■ Task goal
Look for "this" in each line of the entries, and return the matching lines.

Items from an interface collection
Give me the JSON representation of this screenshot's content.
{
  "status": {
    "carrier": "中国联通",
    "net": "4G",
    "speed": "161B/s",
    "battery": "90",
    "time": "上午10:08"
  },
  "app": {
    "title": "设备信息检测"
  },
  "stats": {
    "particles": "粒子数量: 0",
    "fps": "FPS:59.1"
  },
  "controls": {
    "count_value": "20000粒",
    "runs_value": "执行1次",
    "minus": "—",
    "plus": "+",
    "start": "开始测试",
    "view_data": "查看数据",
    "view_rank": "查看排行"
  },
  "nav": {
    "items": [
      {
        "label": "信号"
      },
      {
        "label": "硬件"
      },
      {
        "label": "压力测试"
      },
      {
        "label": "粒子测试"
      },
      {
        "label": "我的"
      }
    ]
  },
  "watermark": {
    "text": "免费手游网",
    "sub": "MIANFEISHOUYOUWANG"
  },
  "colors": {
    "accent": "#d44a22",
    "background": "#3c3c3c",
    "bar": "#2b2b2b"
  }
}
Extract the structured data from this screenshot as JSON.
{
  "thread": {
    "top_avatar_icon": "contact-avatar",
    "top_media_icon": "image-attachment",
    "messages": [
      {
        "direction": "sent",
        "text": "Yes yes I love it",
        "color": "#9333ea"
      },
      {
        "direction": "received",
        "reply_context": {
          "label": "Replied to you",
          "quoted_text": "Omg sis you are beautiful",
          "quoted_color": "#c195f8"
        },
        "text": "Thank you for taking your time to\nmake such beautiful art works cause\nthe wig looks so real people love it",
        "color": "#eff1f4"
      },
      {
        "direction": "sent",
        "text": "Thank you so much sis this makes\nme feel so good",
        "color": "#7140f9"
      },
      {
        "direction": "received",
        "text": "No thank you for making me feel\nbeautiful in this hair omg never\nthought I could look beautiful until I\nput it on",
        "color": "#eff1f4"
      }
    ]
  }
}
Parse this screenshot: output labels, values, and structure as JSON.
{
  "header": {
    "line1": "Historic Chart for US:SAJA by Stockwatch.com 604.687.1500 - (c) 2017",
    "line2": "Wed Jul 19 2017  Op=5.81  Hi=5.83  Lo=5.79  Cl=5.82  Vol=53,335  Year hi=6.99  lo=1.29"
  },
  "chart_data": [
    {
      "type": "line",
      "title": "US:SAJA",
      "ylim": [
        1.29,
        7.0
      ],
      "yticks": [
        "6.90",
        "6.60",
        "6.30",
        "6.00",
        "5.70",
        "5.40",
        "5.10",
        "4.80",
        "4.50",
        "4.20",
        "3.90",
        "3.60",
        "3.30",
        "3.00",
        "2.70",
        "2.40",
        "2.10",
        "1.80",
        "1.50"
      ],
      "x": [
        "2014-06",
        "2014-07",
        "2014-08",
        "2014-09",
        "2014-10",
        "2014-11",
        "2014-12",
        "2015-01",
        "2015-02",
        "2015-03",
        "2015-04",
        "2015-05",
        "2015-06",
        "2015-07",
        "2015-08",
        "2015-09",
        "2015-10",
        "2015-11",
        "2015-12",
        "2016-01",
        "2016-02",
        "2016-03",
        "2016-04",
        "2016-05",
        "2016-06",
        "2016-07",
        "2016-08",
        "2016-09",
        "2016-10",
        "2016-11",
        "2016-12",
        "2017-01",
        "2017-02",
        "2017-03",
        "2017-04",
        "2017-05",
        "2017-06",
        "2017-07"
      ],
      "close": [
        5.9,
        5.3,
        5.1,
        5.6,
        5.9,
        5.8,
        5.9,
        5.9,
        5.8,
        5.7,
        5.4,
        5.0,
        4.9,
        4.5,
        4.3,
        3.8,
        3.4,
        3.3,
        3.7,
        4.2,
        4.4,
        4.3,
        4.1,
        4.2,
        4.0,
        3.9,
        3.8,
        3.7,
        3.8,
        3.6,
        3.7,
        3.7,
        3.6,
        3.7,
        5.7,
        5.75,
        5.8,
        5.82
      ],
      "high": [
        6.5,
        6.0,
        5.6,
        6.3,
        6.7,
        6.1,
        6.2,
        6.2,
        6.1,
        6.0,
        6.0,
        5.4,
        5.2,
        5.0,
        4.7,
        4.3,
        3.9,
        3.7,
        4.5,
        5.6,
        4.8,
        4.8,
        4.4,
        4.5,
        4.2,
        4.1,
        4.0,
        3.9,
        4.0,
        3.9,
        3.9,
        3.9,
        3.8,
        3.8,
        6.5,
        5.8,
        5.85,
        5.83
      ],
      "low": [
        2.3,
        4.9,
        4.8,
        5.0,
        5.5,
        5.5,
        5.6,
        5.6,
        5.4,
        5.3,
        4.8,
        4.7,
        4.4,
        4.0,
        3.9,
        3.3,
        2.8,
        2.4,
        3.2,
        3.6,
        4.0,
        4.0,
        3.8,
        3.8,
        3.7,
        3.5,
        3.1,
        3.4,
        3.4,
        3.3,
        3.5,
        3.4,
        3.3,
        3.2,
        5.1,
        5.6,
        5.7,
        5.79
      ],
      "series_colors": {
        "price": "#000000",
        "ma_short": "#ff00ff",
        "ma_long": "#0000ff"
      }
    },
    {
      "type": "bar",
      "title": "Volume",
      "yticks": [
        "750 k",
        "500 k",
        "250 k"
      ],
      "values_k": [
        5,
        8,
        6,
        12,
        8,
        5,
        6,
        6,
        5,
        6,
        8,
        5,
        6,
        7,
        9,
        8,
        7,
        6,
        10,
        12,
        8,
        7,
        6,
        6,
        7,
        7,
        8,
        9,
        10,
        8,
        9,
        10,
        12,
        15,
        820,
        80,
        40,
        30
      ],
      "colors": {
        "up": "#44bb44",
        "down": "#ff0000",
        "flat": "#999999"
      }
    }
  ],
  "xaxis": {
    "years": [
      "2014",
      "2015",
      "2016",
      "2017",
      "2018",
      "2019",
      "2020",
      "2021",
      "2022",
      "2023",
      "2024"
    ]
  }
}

■ Completed task
Give me the JSON representation of this screenshot's content.
Extract the structured data from this screenshot as JSON.
        "text": "Thank you so much sis this makes\nme feel so good",
        "text": "No thank you for making me feel\nbeautiful in this hair omg never\nthought I could look beautiful until I\nput it on",
Parse this screenshot: output labels, values, and structure as JSON.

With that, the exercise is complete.